A man was able to remove more than £40,000 from an Ulster Bank ATM in one day in the early stages of the computer meltdown, the Belfast Telegraph can reveal.
The man, who is understood to be a foreign national and on benefits, is believed to have secured the sum after visiting a cash machine on the Shankill Road more than 80 times on the same day.
It is understood that the man returned to the bank the following day to attempt to collect his benefits. Police have confirmed they are aware of the incident. It is believed he withdrew up to £42,000 in total.
The news comes as Ulster Bank chairman Jim Brown revealed he would not be taking his annual bonus this year.
Ulster Bank, which is still dealing with the massive backlog of customer accounts, has confirmed there were problems with cash machines for some time after IT problems began on June 19.
“We are aware of some customers, who for a short period, had access and chose to withdraw funds in excess of their account balance through some ATMs,” the spokesman said.
“We can confirm that all transactions carried out at affected ATMs were posted to customer accounts.”
It is up to the bank whether they decide to pursue criminal charges against the man for theft.
A PSNI spokeswoman said that officers had been called to an incident at an ATM machine on the Shankill Road around 8pm on June 22.
She added: “Police liaised with the bank and the bank ATM was put out of service.”
Tens of thousands of Ulster Bank customers have been in financial turmoil since a computer glitch left them unable to access their accounts.
The technical failure on June 19 affected clients across the Royal Bank of Scotland group, which includes RBS, NatWest and Ulster Bank.
But while the problems at RBS and NatWest were rectified, customers in Northern Ireland and Ireland are still facing an additional two weeks of account misery.
RBS bosses have said they are “working round the clock” to bring the backlog up-to-date and to help those Ulster Bank customers who are facing genuine difficulties as a result of the fiasco.
However, Chris Sullivan, chief operating officer of corporate banking at RBS, said that there had been attempts to profiteer from the situation.
Giving evidence to members of the enterprise, trade and investment committee at Stormont yesterday, he added that in some cases people had been withdrawing more money than they had in their accounts.
As news of the Ulster Bank debacle spread, the Belfast Telegraph received early reports of cash machines malfunctioning.

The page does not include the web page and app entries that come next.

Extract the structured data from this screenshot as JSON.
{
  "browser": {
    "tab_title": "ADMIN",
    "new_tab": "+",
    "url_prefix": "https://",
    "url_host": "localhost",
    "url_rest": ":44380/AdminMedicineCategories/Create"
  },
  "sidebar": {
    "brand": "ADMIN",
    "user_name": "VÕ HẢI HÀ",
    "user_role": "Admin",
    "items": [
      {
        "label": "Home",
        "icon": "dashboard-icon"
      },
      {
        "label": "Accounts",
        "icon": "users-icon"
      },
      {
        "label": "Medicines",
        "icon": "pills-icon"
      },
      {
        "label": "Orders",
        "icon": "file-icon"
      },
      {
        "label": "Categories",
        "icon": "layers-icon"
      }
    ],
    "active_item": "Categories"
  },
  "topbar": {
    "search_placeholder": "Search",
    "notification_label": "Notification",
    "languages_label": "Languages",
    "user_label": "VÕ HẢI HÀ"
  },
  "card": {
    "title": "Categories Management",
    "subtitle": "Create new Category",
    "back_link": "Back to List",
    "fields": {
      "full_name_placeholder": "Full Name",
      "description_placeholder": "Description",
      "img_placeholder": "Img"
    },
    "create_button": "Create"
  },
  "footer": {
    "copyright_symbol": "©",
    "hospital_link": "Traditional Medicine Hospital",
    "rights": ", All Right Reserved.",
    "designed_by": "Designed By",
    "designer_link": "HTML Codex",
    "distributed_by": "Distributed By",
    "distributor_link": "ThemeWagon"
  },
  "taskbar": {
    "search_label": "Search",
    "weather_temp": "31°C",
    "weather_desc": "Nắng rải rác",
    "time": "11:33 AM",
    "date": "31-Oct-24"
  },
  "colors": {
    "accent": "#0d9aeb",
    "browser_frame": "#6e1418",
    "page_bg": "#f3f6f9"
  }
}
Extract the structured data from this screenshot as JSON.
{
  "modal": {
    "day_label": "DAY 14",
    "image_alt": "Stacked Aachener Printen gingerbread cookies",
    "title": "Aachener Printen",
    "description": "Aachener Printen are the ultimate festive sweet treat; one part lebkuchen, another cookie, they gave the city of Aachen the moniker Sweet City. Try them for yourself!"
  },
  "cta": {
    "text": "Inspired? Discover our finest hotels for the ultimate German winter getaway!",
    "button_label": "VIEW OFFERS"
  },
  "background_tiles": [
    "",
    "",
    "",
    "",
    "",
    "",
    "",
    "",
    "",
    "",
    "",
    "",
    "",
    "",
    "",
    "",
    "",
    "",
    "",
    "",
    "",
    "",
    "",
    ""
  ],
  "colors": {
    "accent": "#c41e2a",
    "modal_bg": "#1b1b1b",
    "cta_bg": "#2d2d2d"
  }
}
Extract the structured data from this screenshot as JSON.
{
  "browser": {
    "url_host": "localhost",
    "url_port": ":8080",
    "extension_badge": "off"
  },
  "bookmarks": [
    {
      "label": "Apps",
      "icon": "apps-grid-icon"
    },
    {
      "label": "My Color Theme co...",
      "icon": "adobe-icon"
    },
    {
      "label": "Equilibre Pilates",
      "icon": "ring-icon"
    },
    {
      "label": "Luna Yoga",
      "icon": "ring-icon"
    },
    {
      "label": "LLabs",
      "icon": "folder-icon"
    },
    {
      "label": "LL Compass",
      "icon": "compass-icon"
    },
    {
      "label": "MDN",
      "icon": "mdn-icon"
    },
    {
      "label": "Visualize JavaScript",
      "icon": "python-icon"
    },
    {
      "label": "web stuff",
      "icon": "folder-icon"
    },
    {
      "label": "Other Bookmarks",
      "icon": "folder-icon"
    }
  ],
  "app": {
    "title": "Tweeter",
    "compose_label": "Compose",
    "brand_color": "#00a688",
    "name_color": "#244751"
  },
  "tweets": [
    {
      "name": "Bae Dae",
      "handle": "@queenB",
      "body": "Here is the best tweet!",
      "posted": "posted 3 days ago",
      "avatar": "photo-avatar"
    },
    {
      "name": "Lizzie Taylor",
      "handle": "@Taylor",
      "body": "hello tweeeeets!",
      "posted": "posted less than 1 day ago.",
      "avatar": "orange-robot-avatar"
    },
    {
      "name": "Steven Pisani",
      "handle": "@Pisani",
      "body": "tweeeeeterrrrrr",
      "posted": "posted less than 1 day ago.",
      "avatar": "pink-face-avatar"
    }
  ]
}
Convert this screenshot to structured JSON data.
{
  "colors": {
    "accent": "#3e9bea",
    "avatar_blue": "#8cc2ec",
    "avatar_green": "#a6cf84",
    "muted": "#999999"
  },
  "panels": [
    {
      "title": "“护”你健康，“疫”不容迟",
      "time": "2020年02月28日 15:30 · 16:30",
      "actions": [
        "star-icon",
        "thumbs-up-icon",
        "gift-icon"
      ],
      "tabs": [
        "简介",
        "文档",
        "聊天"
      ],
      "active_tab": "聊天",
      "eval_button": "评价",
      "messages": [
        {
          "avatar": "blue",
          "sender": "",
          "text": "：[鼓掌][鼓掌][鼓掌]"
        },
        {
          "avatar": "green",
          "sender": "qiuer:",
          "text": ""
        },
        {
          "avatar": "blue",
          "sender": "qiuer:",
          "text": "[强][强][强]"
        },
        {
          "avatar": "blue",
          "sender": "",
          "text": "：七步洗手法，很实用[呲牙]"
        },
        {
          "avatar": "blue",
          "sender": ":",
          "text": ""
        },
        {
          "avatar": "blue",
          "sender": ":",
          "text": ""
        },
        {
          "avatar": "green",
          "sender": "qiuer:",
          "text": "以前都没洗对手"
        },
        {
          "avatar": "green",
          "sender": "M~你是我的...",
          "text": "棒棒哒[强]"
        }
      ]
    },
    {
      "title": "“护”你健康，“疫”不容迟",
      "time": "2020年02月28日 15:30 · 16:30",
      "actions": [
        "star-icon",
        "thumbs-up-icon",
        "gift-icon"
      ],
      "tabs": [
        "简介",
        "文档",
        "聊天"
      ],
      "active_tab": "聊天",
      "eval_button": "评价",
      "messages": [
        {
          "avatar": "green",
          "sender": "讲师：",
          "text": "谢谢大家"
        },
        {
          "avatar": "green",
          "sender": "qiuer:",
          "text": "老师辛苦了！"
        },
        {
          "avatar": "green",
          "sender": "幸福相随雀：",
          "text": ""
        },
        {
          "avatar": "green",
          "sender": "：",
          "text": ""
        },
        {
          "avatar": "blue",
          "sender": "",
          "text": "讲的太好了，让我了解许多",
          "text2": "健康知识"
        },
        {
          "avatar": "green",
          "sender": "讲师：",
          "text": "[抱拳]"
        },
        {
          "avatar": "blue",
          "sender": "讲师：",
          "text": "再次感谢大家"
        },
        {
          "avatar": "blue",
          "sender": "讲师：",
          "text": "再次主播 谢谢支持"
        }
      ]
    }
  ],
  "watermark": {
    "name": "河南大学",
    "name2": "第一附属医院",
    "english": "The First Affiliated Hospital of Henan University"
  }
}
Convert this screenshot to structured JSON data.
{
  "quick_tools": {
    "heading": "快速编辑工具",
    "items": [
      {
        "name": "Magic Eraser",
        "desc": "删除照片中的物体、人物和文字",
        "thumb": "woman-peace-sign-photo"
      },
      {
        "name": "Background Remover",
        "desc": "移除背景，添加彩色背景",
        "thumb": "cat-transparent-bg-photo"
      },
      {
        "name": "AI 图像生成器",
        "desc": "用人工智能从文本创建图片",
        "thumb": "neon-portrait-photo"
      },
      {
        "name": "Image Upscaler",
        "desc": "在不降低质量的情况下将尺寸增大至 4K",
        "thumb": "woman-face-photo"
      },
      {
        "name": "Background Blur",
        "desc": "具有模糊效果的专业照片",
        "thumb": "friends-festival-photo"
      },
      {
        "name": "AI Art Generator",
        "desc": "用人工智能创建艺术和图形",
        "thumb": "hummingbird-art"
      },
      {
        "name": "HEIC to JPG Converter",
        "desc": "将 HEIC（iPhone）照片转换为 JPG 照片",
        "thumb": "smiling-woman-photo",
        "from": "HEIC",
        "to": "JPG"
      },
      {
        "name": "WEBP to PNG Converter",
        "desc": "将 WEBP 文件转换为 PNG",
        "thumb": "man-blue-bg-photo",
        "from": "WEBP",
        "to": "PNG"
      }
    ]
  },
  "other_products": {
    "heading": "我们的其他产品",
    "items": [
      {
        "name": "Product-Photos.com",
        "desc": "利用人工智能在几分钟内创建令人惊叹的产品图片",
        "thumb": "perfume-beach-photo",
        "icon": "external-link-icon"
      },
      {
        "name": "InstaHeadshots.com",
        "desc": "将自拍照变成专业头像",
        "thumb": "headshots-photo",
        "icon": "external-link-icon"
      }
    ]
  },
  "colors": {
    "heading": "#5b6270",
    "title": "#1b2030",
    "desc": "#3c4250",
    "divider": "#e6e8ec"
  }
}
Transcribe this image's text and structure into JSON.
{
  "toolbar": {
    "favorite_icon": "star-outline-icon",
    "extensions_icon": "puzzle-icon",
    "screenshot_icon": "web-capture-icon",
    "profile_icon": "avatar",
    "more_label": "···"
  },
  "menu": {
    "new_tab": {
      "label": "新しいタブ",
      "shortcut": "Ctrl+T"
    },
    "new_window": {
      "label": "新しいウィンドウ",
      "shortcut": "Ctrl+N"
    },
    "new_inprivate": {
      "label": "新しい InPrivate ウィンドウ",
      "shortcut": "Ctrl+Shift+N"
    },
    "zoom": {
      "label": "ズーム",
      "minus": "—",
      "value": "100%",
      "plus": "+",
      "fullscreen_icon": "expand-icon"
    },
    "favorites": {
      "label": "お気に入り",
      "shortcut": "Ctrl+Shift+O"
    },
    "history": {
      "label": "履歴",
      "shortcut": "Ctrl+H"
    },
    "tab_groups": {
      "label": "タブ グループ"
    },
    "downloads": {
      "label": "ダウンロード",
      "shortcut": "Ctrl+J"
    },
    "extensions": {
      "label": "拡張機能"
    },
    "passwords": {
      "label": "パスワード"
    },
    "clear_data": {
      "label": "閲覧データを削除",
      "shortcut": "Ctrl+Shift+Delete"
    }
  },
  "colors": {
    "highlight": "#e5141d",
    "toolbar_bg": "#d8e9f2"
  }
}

One Ulster Bank account holder contacted us on June 24 to say that ATMs in Armagh were issuing extra money to those using Ulster Bank cards. He added that some people were taking out thousands of pounds because accounts weren’t being updated, which meant it was possible to make withdrawals over and over again if your balance was in credit.